Wednesday, January 19, 2011

A Minimal Speech Tag Framework

by Deren Hansen

Writing Wednesday

In ideal prose, the dialog is so distinct that the reader knows the identity of the speaker without any additional attribution.

In practice, the ideal is rarely achieved and dialog requires attribution.

A Minimal Speech Tag Framework

Cardinal Rule: The reader must never be confused about who is speaking.

Strategy: Employ a consistent pattern of attribution so that your readers eyes slide right past the tags.

Attribution Rules
  1. Use said and asked almost all the time. An alternate tag might occasionally be warranted, but you'd better have a very good reason.
  2. Use the form "Fred said", not "said Fred." "Said" comes last in the prepositional form ("said he" sounds archaic). There's no reason not to be consistent (aside from the long fashion of using the said-first form).
  3. Only apply adverbs to "said" that qualify the physical act of speaking. Using adverbs to convey something about the emotional state of the speaker is lazy writing. You're telling the reader something about the way the character spoke if you say "said loudly" (and more direct verbs like shouted or cried aren't appropriate).
  4. Use associated beats to convey non-verbal communication and show the emotion state of the speaker. A beat is a sentence in the same paragraph as the dialog that describes what the speaker is doing or feeling.
  5. Omit speech tags when it's clear who is speaking. Use tags or beats to identify the speakers periodically so that the reader doesn't lose track of speaker order.
  6. Use speech tags whenever speaker order changes. In general, you are only able to omit speech tags when two characters speak in alternating lines.
What do you think? Does this framework help answer your speech tag questions?


Deren blogs daily at The Laws of Making.
Image: Simon Howden / FreeDigitalPhotos.net

2 comments:

Paul West said...

You explained it well, with the exception of #3

"Only apply adverbs to "said" that qualify the physical act of speaking. Using adverbs to convey something about the emotional state of the speaker is lazy writing. You're telling the reader something about the way the character spoke if you say "said loudly" (and more direct verbs like shouted or cried aren't appropriate)."

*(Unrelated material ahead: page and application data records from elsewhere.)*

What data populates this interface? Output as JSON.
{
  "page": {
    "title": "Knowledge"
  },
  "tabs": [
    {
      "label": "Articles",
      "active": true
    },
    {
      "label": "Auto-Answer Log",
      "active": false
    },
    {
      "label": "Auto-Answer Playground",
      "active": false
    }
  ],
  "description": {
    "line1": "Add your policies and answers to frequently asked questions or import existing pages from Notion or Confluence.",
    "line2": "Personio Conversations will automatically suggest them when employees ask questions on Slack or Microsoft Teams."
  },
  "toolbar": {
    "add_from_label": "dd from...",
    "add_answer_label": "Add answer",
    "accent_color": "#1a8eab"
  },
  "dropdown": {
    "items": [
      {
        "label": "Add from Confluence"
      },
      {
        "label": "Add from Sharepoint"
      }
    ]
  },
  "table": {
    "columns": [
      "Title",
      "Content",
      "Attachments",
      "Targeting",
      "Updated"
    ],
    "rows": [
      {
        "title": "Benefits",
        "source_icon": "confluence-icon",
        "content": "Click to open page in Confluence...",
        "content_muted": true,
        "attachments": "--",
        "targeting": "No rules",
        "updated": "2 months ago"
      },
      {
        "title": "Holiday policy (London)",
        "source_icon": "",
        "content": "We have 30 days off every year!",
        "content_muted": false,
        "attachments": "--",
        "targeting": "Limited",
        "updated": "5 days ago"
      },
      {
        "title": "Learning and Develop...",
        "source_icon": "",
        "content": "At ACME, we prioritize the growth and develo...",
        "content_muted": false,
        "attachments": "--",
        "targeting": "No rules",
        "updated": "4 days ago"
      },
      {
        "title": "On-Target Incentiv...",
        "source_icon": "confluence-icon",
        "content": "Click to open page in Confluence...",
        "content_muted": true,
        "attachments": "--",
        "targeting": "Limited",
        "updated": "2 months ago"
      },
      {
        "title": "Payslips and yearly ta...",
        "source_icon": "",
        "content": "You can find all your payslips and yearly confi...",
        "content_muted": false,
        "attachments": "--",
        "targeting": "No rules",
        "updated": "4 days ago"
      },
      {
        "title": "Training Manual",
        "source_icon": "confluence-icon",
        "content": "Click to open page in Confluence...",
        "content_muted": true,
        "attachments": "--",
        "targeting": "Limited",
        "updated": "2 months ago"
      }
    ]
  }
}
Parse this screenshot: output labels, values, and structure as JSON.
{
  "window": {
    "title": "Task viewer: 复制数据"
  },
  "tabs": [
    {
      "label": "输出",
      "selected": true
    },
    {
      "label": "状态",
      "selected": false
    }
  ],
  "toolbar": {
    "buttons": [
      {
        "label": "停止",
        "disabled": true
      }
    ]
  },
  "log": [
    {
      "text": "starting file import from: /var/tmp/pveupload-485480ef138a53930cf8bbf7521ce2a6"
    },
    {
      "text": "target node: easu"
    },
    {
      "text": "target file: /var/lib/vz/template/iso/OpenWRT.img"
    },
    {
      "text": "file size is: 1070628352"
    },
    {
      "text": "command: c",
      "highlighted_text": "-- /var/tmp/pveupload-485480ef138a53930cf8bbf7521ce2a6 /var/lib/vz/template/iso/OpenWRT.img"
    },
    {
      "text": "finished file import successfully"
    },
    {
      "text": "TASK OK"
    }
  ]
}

Maybe I'm reading this wrong but this point is a little confusing to me. Do we or don't we used adverbs? Also, you say "direct verbs are not appropriate.

Can you clarify this.

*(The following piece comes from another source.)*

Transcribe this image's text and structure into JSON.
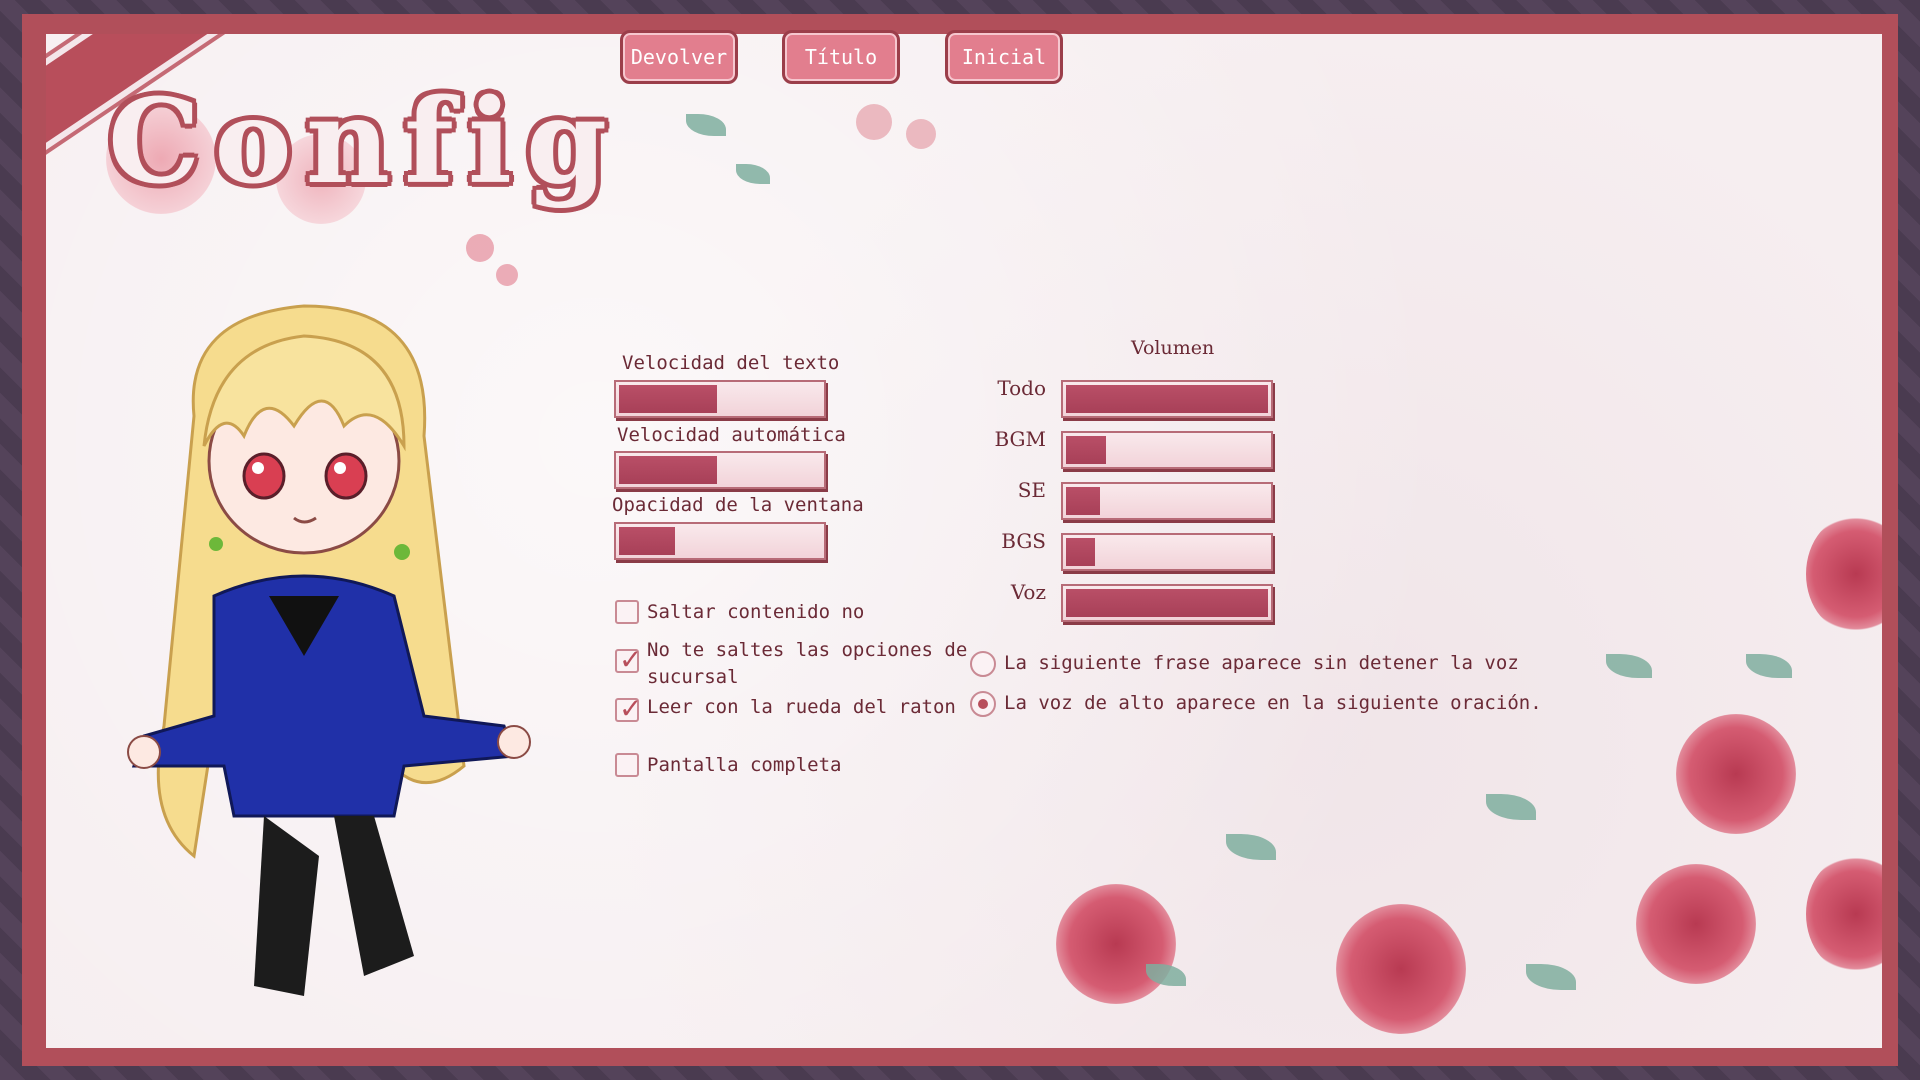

Deren Hansen said...

I suspect I erred on the side of being too concise with #3. Let me try a different approach:

The job of an adverb is to modify a verb. Sometimes we need to qualify an action and we don't have a direct verb that does the job. So adverbs have their place so long as we use them sparingly (like that one).

We get in trouble, as writers, when we confuse human actions and intentions. For example, consider a medic working on a battlefield. Saying that the medic cut quickly or carefully qualifies the action and gives us, as readers, evidence to infer the medic's intent. On the other hand, saying he cut viciously qualifies the intent behind the action and not the action itself.

So with a speech tag, I resist using adverbs because it's too easy to fall into the trap of qualifying intention (e.g., "he said disdainfully"): it's lazy writing because character's intention should be conveyed either through dialog or description.

The exception I allow is for adverbs that qualify the act of speaking. If a character has been speaking at a normal volume so that everyone in the conference room can hear and then turns to a companion and says something to that one person but doesn't whisper, you could use, "he said quietly."

You might point out that a beat like, "He turned to Fred and lowered his voice," would be a better way to do it than, "he said quietly." I would concede the point on stylistic grounds.

Similarly, you should always use a direct verb (e.g., shouted or called) instead of a qualified verb (e.g., said loudly) if the direct verb can do the job. But occasionally no direct verb has the right sense so you need to qualify the closest verb. For example, if you wanted to describe a character nominally speaking to one group who raises his voice to be sure that someone else in the room will hear, he's neither shouting nor calling, so "said loudly" might be your best choice. This is what I was trying to convey with my poorly-worded aside about direct verbs in #3.